There is a familiar pattern to the right wing’s spin on the events of 26 January: condemning the farmers who reached the centre of Delhi, labeling them “extremists,” “Khalistani,” or simply “anti-national.” Perhaps it suits everyone to now find a scapegoat in people like the actor Deep Sidhu, who is accused of instigating protesters to hoist a flag at the Red Fort, and the supposed extremist elements who farmer leaders claimed had hijacked part of the protests. But what happened was predictable. The government and the farmer-union leaders would surely have seen this coming, and yet, they did little to forestall it.
The protests against the farm laws have been building up since September, when the laws were passed—for the first month and a half in Punjab and then, since late November, on the outskirts of Delhi. Over this protracted period, the negotiations went nowhere and the cadre became steadily impatient. Partly to appease the cadre, the farmer leaders themselves had built up expectations of a historic tractor match on Republic Day, circling the power centre in Delhi. The leaders and the Delhi Police failed to agree on a route for days. Barely two days before the march, they finally settled on a route that limited the march to Delhi’s outskirts. To no one’s surprise, the decision fell well short of the cadre’s expectations, which the union leaders themselves had fanned.
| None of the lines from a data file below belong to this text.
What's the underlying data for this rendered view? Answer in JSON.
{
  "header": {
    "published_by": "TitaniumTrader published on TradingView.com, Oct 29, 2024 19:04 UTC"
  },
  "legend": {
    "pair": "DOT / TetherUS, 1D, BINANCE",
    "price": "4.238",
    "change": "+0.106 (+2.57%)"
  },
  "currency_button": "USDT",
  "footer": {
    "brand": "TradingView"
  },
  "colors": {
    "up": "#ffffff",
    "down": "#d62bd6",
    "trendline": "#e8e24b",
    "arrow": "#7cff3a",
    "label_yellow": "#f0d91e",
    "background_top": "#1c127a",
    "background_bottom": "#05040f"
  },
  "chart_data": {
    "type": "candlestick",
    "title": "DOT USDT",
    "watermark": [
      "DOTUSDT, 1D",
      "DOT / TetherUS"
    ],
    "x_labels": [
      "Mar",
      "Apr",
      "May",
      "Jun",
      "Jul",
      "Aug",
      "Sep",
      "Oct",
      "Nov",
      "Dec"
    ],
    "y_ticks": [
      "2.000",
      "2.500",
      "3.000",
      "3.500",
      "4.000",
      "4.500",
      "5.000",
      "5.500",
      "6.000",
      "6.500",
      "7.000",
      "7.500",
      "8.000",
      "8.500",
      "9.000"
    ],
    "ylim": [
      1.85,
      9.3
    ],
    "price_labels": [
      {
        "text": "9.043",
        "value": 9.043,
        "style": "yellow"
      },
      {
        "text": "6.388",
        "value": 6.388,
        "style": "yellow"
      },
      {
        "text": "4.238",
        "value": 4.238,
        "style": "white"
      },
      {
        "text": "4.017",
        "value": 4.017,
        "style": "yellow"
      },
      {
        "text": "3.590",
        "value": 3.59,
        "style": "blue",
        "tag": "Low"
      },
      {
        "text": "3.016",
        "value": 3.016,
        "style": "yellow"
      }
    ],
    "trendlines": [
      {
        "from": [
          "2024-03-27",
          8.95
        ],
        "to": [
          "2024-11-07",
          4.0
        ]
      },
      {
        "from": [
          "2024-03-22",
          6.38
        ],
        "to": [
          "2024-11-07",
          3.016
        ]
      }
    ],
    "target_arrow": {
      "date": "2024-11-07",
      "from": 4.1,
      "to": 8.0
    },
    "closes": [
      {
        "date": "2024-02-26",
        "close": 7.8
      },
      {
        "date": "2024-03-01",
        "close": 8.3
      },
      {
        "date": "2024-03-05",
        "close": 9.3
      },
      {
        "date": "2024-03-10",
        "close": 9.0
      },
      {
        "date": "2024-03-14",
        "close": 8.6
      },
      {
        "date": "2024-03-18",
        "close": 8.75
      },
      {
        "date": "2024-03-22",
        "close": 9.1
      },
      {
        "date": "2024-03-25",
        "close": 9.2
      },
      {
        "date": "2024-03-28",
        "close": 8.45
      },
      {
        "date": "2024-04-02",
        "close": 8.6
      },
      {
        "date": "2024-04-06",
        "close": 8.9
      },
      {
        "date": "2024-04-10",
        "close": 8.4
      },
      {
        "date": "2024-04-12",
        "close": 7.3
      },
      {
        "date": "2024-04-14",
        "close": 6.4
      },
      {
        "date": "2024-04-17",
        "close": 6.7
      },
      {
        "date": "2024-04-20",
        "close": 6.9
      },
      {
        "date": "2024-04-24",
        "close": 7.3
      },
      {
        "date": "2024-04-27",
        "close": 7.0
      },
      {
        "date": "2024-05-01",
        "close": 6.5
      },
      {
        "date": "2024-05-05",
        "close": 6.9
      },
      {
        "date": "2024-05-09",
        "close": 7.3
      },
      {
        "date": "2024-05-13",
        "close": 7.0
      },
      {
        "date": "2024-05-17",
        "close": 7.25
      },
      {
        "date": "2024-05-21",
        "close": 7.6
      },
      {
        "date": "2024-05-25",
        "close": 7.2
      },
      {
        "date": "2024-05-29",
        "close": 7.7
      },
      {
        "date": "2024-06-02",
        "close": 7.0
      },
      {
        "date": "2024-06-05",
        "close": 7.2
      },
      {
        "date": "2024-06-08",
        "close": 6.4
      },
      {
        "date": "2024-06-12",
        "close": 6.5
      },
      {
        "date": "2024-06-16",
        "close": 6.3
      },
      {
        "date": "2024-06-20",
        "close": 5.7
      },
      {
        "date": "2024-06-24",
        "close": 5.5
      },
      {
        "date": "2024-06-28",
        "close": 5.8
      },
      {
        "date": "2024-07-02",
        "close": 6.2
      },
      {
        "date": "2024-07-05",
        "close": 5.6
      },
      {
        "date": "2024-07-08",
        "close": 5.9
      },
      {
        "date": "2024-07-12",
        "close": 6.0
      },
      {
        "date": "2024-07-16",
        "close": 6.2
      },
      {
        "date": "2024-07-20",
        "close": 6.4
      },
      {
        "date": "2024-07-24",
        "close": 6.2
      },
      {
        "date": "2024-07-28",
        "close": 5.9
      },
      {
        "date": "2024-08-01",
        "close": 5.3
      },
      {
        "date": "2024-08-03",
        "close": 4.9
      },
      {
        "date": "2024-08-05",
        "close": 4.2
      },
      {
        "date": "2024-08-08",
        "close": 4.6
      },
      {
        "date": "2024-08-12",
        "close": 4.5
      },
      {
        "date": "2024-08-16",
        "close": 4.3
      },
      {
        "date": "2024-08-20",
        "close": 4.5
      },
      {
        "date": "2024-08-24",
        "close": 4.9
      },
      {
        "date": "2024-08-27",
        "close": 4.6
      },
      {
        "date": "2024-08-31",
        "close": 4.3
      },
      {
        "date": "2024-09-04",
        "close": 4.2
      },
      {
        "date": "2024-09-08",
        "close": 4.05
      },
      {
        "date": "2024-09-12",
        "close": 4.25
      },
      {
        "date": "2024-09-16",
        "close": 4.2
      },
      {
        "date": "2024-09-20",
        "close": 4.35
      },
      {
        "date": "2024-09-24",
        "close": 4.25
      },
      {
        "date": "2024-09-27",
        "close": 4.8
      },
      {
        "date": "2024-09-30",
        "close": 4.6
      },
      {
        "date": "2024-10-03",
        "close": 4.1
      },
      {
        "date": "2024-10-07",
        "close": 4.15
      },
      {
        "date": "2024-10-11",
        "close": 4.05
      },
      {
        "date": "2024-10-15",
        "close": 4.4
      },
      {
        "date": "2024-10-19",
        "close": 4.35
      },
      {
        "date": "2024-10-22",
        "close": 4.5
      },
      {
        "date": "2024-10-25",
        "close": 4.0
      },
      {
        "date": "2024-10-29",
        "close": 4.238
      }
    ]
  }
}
From the night of 24 January, the disquiet among the younger elements in the protest began to be openly articulated. On the afternoon of 25 January, Sarwan Singh Pandher, the general secretary of Kisan Mazdoor Sangharsh Committee—a major union at the protests—announced that their cadre would not follow the designated route. After Pandher’s speech, it was a given that a large number of the protestors would deviate from the route. Given a 15-hour notice of this likelihood, the Delhi Police seemed surprisingly unprepared for it.